* [About this task]: Please give back the listing below in full. Change nothing.
----
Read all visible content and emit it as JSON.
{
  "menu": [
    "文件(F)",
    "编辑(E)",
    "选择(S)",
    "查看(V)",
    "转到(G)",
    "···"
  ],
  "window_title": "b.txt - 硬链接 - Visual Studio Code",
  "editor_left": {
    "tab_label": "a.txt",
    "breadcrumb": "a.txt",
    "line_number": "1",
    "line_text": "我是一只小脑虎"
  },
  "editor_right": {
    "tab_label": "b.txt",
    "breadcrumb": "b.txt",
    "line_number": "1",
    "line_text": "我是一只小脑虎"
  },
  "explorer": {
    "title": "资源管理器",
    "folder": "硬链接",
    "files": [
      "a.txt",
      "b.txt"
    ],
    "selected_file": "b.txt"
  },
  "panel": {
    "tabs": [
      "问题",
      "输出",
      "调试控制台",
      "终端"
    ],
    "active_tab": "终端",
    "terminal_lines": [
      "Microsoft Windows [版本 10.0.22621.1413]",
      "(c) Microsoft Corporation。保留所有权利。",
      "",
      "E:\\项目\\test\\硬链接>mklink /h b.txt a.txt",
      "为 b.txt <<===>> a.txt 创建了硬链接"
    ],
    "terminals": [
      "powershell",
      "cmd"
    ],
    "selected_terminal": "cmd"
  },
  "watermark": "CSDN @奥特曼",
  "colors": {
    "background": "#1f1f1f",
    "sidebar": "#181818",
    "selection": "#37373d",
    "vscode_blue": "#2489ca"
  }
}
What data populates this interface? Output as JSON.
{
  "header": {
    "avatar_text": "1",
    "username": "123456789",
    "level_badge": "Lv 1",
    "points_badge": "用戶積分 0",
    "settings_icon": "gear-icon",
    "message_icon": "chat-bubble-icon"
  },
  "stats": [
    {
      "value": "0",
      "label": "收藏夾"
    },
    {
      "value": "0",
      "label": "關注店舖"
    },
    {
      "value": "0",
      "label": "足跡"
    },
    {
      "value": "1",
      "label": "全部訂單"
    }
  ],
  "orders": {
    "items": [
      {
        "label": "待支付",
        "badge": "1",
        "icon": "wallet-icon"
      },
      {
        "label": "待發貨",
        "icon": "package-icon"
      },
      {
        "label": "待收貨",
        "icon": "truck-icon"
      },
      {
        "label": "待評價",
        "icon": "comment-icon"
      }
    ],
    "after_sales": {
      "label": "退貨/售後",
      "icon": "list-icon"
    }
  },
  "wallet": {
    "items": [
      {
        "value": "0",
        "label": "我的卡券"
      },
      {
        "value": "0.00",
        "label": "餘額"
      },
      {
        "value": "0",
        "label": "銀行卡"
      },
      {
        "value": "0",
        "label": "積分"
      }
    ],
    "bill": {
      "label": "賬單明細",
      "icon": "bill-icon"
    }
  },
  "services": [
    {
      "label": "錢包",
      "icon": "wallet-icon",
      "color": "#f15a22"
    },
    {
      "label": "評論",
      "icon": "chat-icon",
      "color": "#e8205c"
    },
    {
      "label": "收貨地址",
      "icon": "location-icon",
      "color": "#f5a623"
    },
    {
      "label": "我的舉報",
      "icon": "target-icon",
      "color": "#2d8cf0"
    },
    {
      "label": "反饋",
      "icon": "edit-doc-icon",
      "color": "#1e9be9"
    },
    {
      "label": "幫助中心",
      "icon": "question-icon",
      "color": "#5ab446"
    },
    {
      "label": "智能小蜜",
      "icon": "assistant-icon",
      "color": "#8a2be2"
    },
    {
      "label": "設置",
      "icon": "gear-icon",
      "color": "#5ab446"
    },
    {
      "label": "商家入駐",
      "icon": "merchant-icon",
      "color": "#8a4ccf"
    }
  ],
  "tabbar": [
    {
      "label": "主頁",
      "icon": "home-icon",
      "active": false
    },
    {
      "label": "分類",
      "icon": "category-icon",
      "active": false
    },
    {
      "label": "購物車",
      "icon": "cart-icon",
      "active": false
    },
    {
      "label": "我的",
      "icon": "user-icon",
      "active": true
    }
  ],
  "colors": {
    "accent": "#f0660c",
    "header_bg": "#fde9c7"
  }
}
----
* [Result of this exercise]:
Read all visible content and emit it as JSON.
{
  "menu": [
    "文件(F)",
    "编辑(E)",
    "选择(S)",
    "查看(V)",
    "转到(G)",
    "···"
  ],
  "window_title": "b.txt - 硬链接 - Visual Studio Code",
  "editor_left": {
    "tab_label": "a.txt",
    "breadcrumb": "a.txt",
    "line_number": "1",
    "line_text": "我是一只小脑虎"
  },
  "editor_right": {
    "tab_label": "b.txt",
    "breadcrumb": "b.txt",
    "line_number": "1",
    "line_text": "我是一只小脑虎"
  },
  "explorer": {
    "title": "资源管理器",
    "folder": "硬链接",
    "files": [
      "a.txt",
      "b.txt"
    ],
    "selected_file": "b.txt"
  },
  "panel": {
    "tabs": [
      "问题",
      "输出",
      "调试控制台",
      "终端"
    ],
    "active_tab": "终端",
    "terminal_lines": [
      "Microsoft Windows [版本 10.0.22621.1413]",
      "(c) Microsoft Corporation。保留所有权利。",
      "",
      "E:\\项目\\test\\硬链接>mklink /h b.txt a.txt",
      "为 b.txt <<===>> a.txt 创建了硬链接"
    ],
    "terminals": [
      "powershell",
      "cmd"
    ],
    "selected_terminal": "cmd"
  },
  "watermark": "CSDN @奥特曼",
  "colors": {
    "background": "#1f1f1f",
    "sidebar": "#181818",
    "selection": "#37373d",
    "vscode_blue": "#2489ca"
  }
}
What data populates this interface? Output as JSON.
{
  "header": {
    "avatar_text": "1",
    "username": "123456789",
    "level_badge": "Lv 1",
    "points_badge": "用戶積分 0",
    "settings_icon": "gear-icon",
    "message_icon": "chat-bubble-icon"
  },
  "stats": [
    {
      "value": "0",
      "label": "收藏夾"
    },
    {
      "value": "0",
      "label": "關注店舖"
    },
    {
      "value": "0",
      "label": "足跡"
    },
    {
      "value": "1",
      "label": "全部訂單"
    }
  ],
  "orders": {
    "items": [
      {
        "label": "待支付",
        "badge": "1",
        "icon": "wallet-icon"
      },
      {
        "label": "待發貨",
        "icon": "package-icon"
      },
      {
        "label": "待收貨",
        "icon": "truck-icon"
      },
      {
        "label": "待評價",
        "icon": "comment-icon"
      }
    ],
    "after_sales": {
      "label": "退貨/售後",
      "icon": "list-icon"
    }
  },
  "wallet": {
    "items": [
      {
        "value": "0",
        "label": "我的卡券"
      },
      {
        "value": "0.00",
        "label": "餘額"
      },
      {
        "value": "0",
        "label": "銀行卡"
      },
      {
        "value": "0",
        "label": "積分"
      }
    ],
    "bill": {
      "label": "賬單明細",
      "icon": "bill-icon"
    }
  },
  "services": [
    {
      "label": "錢包",
      "icon": "wallet-icon",
      "color": "#f15a22"
    },
    {
      "label": "評論",
      "icon": "chat-icon",
      "color": "#e8205c"
    },
    {
      "label": "收貨地址",
      "icon": "location-icon",
      "color": "#f5a623"
    },
    {
      "label": "我的舉報",
      "icon": "target-icon",
      "color": "#2d8cf0"
    },
    {
      "label": "反饋",
      "icon": "edit-doc-icon",
      "color": "#1e9be9"
    },
    {
      "label": "幫助中心",
      "icon": "question-icon",
      "color": "#5ab446"
    },
    {
      "label": "智能小蜜",
      "icon": "assistant-icon",
      "color": "#8a2be2"
    },
    {
      "label": "設置",
      "icon": "gear-icon",
      "color": "#5ab446"
    },
    {
      "label": "商家入駐",
      "icon": "merchant-icon",
      "color": "#8a4ccf"
    }
  ],
  "tabbar": [
    {
      "label": "主頁",
      "icon": "home-icon",
      "active": false
    },
    {
      "label": "分類",
      "icon": "category-icon",
      "active": false
    },
    {
      "label": "購物車",
      "icon": "cart-icon",
      "active": false
    },
    {
      "label": "我的",
      "icon": "user-icon",
      "active": true
    }
  ],
  "colors": {
    "accent": "#f0660c",
    "header_bg": "#fde9c7"
  }
}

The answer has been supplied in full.